8 May 2017 — "How Myanmar is Building a Labor Dispute Resolution System", 07 May 2017 As Myanmar works to find its niche in global supply chains, helping workers and employers resolve their differences through conciliation and arbitration will be an important component of effective industrial relations. With support from the C&A Foundation, BSR’s new report, “Labor Disputes in Myanmar: From the Workplace to the Arbitration Council,” looks at how Myanmar’s dispute resolution process is working five years after its adoption. Below are the four steps Myanmar is following to build a labor dispute resolution process: Step 1: Look for examples Myanmar’s dispute resolution process is grounded in its 2012 Settlement of Labor Disputes Law, with a national-level Arbitration Council modeled in part after the one set up in Cambodia... Step 2: Create Opportunities for Resolution If disputes arise, the resolution process begins with employer and worker representatives discussing and negotiating issues in the workplace coordinating committee (WCC). If unsuccessful, the dispute goes to a township conciliation body (TCB), where a tripartite panel of government, employer, and worker representatives attempts to help conciliate an agreement. If that is unsuccessful, they go on to a state or regional arbitration body (AB) for a hearing by a tripartite body. If either side is unsatisfied, the case can be brought to the national arbitration council (AC). Step 3: Build in Transparency Decisions at the AB and AC level are published online, creating an opportunity for labor organizations and other stakeholders to understand how the process works and what outcomes will likely occur, which can inform their own research and training. Step 4: Learn and Evolve ...There have been additional revisions and consultations with labor organizations, and employers need to understand how the labor dispute law can be improved. Many challenges remain, including the need for clear legal boundaries and scope, consistent and professional decision-making, fair selection of arbiters, effective enforcement, and more transparency efforts.

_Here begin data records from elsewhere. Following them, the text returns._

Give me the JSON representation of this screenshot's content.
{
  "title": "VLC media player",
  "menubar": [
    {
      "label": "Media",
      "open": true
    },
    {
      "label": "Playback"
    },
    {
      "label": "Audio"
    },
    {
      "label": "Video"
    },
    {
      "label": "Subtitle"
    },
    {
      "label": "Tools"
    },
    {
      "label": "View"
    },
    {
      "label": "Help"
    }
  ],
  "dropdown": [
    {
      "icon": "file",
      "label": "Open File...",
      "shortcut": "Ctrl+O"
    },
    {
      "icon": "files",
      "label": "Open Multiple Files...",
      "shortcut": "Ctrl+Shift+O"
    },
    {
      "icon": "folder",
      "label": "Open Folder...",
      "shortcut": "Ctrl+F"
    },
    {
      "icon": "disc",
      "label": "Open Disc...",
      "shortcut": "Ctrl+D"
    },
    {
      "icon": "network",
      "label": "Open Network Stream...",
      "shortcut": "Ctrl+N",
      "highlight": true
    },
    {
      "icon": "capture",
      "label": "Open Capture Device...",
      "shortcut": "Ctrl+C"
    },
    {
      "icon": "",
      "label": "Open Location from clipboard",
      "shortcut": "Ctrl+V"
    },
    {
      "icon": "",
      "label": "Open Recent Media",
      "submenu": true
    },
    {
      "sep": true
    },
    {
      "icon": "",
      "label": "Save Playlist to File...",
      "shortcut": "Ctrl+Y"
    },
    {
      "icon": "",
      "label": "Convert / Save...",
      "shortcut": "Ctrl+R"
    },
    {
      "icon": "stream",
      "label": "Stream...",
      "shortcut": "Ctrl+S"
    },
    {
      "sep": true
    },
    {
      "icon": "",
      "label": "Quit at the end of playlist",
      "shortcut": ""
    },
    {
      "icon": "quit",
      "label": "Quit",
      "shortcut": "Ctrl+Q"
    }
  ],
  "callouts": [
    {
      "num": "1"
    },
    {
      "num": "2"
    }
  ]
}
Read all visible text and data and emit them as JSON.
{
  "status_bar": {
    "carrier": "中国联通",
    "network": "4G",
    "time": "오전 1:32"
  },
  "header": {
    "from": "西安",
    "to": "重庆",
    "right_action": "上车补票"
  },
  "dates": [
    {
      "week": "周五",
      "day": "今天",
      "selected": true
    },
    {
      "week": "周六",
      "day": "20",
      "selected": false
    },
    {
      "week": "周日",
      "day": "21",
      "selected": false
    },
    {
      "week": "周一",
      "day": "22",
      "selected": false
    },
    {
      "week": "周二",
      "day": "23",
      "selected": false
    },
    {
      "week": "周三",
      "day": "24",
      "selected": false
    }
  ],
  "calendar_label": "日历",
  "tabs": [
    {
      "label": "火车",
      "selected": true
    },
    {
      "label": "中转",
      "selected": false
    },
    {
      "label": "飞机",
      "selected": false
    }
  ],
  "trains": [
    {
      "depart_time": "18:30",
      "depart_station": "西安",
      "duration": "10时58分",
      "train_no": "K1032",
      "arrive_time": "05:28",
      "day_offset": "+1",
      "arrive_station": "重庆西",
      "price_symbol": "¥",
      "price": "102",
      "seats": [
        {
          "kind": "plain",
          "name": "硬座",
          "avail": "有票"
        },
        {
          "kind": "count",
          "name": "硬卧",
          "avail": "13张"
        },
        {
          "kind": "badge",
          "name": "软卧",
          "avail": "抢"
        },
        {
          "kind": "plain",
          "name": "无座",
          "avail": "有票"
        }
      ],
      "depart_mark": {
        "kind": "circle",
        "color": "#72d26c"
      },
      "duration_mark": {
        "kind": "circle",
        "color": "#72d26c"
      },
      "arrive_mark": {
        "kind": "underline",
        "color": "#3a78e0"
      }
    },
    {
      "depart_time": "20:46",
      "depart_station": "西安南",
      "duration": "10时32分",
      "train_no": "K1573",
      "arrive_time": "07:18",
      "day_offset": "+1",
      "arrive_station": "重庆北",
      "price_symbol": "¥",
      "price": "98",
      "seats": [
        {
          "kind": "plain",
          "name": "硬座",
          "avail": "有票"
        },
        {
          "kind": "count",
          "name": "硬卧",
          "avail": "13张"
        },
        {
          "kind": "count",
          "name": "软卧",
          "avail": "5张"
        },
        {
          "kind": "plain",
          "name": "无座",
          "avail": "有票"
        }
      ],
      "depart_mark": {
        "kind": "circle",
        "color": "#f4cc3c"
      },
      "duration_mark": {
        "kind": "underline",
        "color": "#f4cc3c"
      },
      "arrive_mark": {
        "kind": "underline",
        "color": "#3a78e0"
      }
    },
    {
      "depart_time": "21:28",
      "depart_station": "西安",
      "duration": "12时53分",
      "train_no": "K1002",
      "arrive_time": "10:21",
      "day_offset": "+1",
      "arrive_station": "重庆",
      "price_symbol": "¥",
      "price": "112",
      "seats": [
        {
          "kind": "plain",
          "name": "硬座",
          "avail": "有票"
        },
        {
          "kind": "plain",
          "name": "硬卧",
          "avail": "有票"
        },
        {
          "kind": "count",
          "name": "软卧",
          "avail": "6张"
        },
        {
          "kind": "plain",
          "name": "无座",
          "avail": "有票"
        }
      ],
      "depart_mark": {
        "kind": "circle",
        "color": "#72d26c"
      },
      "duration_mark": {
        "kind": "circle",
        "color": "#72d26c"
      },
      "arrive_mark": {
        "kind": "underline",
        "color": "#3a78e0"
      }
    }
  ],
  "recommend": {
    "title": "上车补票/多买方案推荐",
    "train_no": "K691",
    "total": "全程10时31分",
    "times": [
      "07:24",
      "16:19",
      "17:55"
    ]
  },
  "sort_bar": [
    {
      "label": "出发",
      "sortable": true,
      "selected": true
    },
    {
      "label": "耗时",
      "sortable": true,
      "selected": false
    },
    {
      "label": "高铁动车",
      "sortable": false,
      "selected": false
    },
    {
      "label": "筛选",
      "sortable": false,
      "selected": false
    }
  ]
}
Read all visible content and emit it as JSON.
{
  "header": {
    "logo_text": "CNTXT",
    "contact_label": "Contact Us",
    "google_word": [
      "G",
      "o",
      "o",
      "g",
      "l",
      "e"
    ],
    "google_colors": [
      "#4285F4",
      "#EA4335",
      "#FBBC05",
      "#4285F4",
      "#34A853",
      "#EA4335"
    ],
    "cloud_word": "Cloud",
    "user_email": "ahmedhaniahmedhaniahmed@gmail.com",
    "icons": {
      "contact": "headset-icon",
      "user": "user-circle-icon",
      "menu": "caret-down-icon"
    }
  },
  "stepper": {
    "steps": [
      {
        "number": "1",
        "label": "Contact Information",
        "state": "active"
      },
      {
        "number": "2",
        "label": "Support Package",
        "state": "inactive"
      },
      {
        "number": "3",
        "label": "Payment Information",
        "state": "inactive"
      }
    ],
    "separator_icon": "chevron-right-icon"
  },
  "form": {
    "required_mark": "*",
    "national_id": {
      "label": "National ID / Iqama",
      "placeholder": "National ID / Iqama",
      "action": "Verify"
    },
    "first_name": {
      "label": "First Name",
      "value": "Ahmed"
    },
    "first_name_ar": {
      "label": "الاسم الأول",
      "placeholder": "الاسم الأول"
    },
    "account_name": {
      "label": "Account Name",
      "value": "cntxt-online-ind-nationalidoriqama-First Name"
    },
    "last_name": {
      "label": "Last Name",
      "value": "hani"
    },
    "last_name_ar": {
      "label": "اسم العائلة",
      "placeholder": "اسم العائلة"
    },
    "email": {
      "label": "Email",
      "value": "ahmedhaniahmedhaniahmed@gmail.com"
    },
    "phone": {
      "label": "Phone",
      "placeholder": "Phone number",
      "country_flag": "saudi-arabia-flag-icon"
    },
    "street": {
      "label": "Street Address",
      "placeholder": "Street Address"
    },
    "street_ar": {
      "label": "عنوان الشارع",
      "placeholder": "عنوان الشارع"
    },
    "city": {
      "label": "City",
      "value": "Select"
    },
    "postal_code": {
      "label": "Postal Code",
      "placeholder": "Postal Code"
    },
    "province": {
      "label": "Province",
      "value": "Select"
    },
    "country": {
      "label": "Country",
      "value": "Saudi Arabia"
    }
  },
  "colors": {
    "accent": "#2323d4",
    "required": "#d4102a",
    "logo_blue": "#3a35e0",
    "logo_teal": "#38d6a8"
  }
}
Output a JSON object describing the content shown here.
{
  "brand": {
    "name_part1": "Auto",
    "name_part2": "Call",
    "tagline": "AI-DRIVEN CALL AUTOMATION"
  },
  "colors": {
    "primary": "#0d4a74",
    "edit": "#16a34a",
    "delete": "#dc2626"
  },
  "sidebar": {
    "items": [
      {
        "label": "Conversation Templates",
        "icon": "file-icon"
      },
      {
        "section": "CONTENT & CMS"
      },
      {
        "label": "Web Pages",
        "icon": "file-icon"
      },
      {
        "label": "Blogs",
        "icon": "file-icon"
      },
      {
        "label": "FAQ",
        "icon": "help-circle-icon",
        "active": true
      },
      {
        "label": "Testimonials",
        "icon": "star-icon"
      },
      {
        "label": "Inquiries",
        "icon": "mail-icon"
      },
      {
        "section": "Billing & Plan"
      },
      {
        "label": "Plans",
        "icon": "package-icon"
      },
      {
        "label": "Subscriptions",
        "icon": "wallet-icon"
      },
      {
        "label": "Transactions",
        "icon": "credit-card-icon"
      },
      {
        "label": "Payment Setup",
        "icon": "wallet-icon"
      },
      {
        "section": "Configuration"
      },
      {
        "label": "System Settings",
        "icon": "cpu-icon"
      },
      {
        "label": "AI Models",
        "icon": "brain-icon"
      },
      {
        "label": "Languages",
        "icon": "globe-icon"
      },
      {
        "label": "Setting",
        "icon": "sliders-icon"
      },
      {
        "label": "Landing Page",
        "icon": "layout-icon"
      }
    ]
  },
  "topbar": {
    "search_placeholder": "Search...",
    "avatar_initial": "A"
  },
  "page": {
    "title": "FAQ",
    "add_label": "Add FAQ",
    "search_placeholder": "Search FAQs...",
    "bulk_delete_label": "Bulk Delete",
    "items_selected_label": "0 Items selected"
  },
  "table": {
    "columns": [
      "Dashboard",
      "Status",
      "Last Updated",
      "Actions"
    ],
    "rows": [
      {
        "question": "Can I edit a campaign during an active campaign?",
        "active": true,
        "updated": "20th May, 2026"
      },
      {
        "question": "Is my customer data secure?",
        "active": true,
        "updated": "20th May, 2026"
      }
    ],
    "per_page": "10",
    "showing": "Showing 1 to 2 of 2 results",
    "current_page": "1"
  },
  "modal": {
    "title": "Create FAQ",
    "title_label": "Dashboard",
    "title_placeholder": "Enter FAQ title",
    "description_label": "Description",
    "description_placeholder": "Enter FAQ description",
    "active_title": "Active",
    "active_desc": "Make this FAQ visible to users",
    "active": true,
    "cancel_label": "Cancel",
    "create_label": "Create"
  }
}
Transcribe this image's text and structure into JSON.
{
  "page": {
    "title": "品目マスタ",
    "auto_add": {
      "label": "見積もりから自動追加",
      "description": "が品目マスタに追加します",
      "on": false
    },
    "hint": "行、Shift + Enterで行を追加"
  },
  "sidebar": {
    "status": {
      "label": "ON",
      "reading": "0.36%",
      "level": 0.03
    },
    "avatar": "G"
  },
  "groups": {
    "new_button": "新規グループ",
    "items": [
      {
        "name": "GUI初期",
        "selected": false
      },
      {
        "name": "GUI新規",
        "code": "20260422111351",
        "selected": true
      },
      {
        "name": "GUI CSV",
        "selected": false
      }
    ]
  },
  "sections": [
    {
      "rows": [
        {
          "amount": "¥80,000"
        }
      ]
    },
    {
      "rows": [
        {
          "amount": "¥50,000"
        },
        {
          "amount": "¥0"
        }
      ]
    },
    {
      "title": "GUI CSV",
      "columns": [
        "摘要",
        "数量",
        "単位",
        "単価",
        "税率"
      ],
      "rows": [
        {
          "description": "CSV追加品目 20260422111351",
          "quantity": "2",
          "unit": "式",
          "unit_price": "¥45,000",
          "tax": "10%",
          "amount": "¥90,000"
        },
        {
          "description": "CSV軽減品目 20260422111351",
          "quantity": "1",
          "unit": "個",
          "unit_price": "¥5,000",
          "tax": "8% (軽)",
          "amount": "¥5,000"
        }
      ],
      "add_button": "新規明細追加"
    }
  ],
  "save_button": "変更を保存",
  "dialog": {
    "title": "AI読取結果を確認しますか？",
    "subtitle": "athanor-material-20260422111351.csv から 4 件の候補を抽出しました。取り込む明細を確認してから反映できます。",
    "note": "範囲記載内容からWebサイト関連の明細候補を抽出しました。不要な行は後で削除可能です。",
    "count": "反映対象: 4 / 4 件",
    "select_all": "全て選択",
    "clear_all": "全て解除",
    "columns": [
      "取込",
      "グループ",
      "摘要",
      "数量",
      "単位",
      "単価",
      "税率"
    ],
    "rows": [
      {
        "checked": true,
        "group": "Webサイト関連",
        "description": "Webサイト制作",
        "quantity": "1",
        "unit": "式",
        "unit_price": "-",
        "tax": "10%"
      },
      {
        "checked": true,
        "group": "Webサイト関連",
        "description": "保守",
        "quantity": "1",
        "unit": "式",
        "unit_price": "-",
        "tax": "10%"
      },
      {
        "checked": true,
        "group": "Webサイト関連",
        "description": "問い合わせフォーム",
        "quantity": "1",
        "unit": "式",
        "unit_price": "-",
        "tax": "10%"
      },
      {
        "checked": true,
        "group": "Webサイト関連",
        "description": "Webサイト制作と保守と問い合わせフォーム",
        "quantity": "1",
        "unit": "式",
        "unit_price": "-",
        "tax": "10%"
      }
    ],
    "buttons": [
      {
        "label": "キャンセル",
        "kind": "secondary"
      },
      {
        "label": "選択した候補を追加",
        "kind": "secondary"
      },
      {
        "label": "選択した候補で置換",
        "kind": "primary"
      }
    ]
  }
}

Renewable energy investors face financial risks if they do not address human rights issues, finds new report
3 May 2017 — "Renewable energy faces growing human rights concerns," 3 May, 2017 [A new] study, by Business & Human Rights Resource Centre…documents how renewables firms, particularly in developing countries, are failing to meet international standards for engaging with the local communities where mainly wind and hydropower projects are being implemented. The report highlights cases of illegal land-grabbing, intimidation and violence, while the large majority of those featured in the research admitted to failing to meet basic rules of engagement around free, prior and informed consent (FPIC)...The report suggested that renewables projects are running into similar problems faced by the extractive industry because both involve the large scale use of land...These include operational delays, legal costs and reputational risks, which are likely to mean lower financial returns for investors, as well as increased operational and capital expenditure, the report noted...
World Bank Group's financial intermediaries linked to various human rights abuses in Southeast Asia; companies & the IFC respond
1 May 2017 — Inclusive Development International, in collaboration with Bank Information Center, Tarkapaw Youth Group, Urgewald, 11.11.11, Accountability Counsel, and Ulu Foundation allege in this report that various banks and investment groups have invested millions of dollars to operate or fund local companies in Southeast Asia that are linked to human rights abuses including land grabbing and forced evictions. Business & Human Rights Resource Centre invited the companies named in this report to respond – the responses are linked below. The following sent responses: International Finance Corporation, Dragon Capital, Indonesia Infrastructure Finance, and Raiffeisen Bank International.